## Work instruction
From the entries below, report how many lines contain the string "veces". Give only that number.

Information supplied below:

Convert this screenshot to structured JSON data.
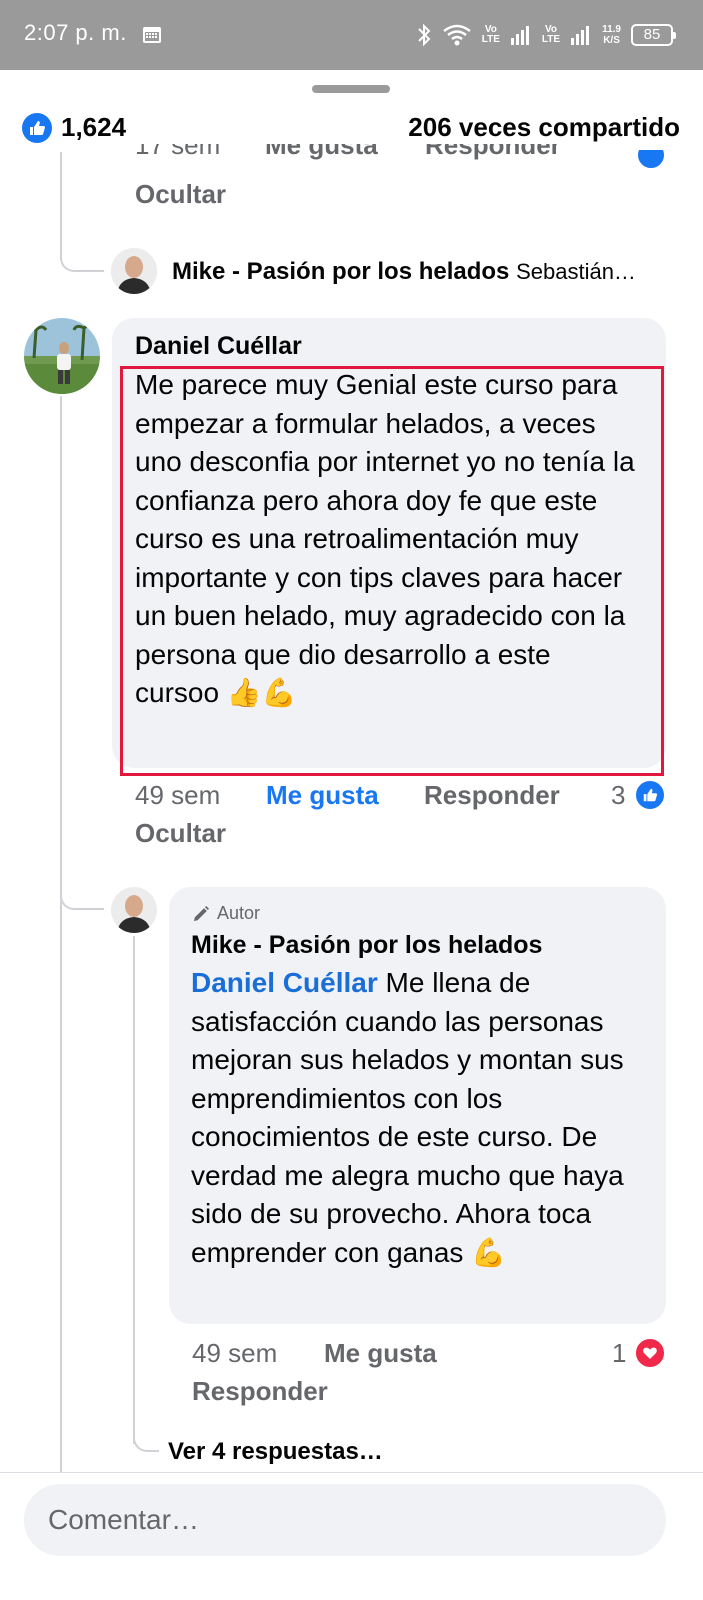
{
  "status_bar": {
    "time": "2:07 p. m.",
    "net1": "Vo\nLTE",
    "net2": "Vo\nLTE",
    "speed": "11.9\nK/S",
    "battery": "85"
  },
  "post_stats": {
    "likes": "1,624",
    "shares": "206 veces compartido"
  },
  "prev_comment": {
    "hide_label": "Ocultar",
    "reply_preview_name": "Mike - Pasión por los helados",
    "reply_preview_text": "Sebastián…"
  },
  "comment": {
    "author": "Daniel Cuéllar",
    "text": "Me parece muy Genial este curso para empezar a formular helados, a veces uno desconfia por internet yo no tenía la confianza pero ahora doy fe que este curso es una retroalimentación muy importante y con tips claves para hacer un buen helado, muy agradecido con la persona que dio desarrollo a este cursoo 👍💪",
    "time": "49 sem",
    "like_label": "Me gusta",
    "reply_label": "Responder",
    "reaction_count": "3",
    "hide_label": "Ocultar"
  },
  "reply": {
    "badge": "Autor",
    "author": "Mike - Pasión por los helados",
    "mention": "Daniel Cuéllar",
    "text": " Me llena de satisfacción cuando las personas mejoran sus helados y montan sus emprendimientos con los conocimientos de este curso. De verdad me alegra mucho que haya sido de su provecho. Ahora toca emprender con ganas 💪",
    "time": "49 sem",
    "like_label": "Me gusta",
    "reply_label": "Responder",
    "reaction_count": "1"
  },
  "more_replies": "Ver 4 respuestas…",
  "composer": {
    "placeholder": "Comentar…"
  },
  "colors": {
    "facebook_blue": "#1877f2",
    "highlight_red": "#e3173e",
    "love_red": "#f0284a"
  }
}
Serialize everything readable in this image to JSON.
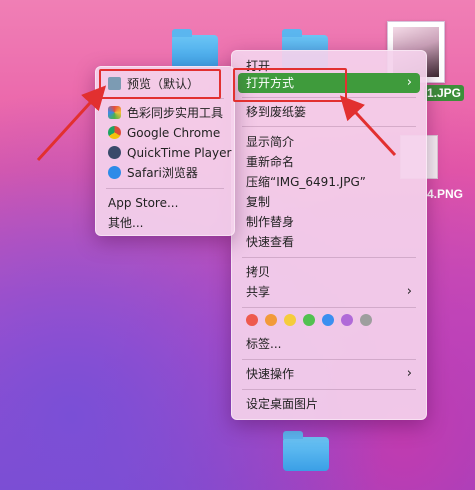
{
  "desktop": {
    "files": [
      {
        "label": "1.JPG"
      },
      {
        "label": "4.PNG"
      }
    ]
  },
  "context_menu": {
    "items": [
      {
        "label": "打开"
      },
      {
        "label": "打开方式",
        "submenu": true,
        "highlighted": true
      },
      {
        "label": "移到废纸篓"
      },
      {
        "label": "显示简介"
      },
      {
        "label": "重新命名"
      },
      {
        "label": "压缩“IMG_6491.JPG”"
      },
      {
        "label": "复制"
      },
      {
        "label": "制作替身"
      },
      {
        "label": "快速查看"
      },
      {
        "label": "拷贝"
      },
      {
        "label": "共享",
        "submenu": true
      },
      {
        "label": "标签..."
      },
      {
        "label": "快速操作",
        "submenu": true
      },
      {
        "label": "设定桌面图片"
      }
    ],
    "tag_colors": [
      "#ee5a4e",
      "#f29a3a",
      "#f5cc3c",
      "#52c150",
      "#3b8ff0",
      "#b06ad8",
      "#9e9e9e"
    ],
    "submenu_arrow": "›"
  },
  "open_with_menu": {
    "apps": [
      {
        "label": "预览（默认）",
        "icon": "preview-icon",
        "color": "#7c9bb3"
      },
      {
        "label": "色彩同步实用工具",
        "icon": "colorsync-icon",
        "color": "#e8a33a"
      },
      {
        "label": "Google Chrome",
        "icon": "chrome-icon",
        "color": "#dd4b39"
      },
      {
        "label": "QuickTime Player",
        "icon": "quicktime-icon",
        "color": "#3a4a6a"
      },
      {
        "label": "Safari浏览器",
        "icon": "safari-icon",
        "color": "#2d8be8"
      }
    ],
    "extras": [
      {
        "label": "App Store..."
      },
      {
        "label": "其他..."
      }
    ]
  },
  "annotations": {
    "color": "#e23030"
  }
}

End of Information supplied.

## Answer box
2